A war, once started, cannot be stopped in an instant. A nuke, once dropped, cannot be taken back either. In fact, besides the radiation, the financial and political ramifications will last for decades.
The answer is proactive prevention. Why do we seek diplomacy first? Because treaties can be re-written, sanctions lifted. Soldiers cannot be brought back to life or their limbs restored. Reactions cripples. Being proactive has the potential to heal.
Do runners who have worked to be in shape their entire lives still die of heart disease or other chronic issues? Yes. Can a non-smoker who has never worked around hazardous chemicals or inhaled toxins die of lung cancer? Sure. But those are the exception rather than the rule. Those who are proactive and take care of themselves are much more likely to live longer.
Businesses with a solid business plan tend to last. Preparation sets them up for long term success, and anticipating setbacks helps the company weather them when, not if, they come. Wall planned businesses fail from time to time, but they again these are the exception, not the rule.
President Trump has not shown that being proactive is a quality he possesses or practices.
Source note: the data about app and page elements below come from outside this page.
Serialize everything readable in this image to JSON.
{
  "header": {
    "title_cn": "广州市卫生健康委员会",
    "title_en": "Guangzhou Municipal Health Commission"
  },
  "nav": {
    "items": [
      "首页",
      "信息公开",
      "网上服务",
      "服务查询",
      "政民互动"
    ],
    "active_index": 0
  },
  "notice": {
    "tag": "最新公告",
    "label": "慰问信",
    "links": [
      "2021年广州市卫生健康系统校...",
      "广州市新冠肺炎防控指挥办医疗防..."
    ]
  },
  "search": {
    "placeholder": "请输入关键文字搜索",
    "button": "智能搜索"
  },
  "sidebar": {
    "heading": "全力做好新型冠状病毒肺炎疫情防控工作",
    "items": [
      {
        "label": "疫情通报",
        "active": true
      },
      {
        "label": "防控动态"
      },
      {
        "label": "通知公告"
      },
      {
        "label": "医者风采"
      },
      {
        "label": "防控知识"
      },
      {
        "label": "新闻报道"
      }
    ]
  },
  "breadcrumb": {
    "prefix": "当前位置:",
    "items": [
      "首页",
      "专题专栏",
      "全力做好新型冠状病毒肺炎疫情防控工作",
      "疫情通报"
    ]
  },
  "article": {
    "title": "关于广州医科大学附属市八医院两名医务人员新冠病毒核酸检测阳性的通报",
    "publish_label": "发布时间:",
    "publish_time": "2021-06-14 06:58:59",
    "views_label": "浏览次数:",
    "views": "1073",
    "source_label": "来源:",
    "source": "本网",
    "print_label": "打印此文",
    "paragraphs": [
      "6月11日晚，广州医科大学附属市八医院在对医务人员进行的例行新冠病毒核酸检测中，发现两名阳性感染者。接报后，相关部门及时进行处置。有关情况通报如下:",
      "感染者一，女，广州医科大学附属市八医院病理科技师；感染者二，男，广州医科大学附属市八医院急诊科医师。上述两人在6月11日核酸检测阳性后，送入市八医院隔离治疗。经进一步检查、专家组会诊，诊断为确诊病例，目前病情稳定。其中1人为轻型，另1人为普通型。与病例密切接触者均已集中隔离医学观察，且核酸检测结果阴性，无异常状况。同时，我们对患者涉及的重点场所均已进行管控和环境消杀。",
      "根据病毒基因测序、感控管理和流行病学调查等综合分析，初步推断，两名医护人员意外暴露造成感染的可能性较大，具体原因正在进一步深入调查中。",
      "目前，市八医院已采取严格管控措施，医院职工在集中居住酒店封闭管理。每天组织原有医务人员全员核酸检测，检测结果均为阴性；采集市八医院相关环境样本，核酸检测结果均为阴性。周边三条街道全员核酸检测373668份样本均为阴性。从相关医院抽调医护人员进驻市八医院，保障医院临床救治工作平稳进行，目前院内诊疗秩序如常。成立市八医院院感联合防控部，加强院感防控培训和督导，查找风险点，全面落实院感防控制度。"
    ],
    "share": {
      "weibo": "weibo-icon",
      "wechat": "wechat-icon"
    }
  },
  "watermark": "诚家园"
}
When something happens, he reacts.
When the desire for fame combined with greed in Atlantic City, he failed because there was no sound business plan. When he failed to research his potential customer, his airline failed.
He thought business acumen would be enough in areas he knew mothing about, and when they failed, he placed blame elsewhere.
Perhaps in love like nowhere else, President Trump is self-aware. In his divorces, he did admit fault, at least in part. His craving for the limelight drove him to be much more public about both than he perhaps should have. Still, at least he did not lay the blame at the feet of Ivana or Marla, and seems to have settled into a workable relationship with Melania.
In the Presidency, though, Trump has responded much as he has in business over the years. When things don’t work, someone else is to blame. There seems to be no overall plan for the presidency-no theme, no overall goal that all the little actions he is trying to take support. Make America Great Again (MAGA) is too broad: it makes a great slogan, but leaves way too much open to interpretation.
If Charlottesville and much of the other division in the country are an indication, the slogan is not working. American is more divided than ever, the opposite of greatness.
The problem with Trump’s reactions is that they are just that: reactions. We can’t succeed as a nation with a reactionary President. Until we have a plan, a proactive agenda, America will struggle. Although we are still one of the greatest nations in the world, we are in a precarious spot.
Those who oppose Trump can’t fall into his trap. They can’t just react: that plays right into his hands, and makes our country look even more foolish to the rest of the world. No, those who wish to bring about real change need to be proactive. There needs to be a plan.
Originally published at Unbound Northwest.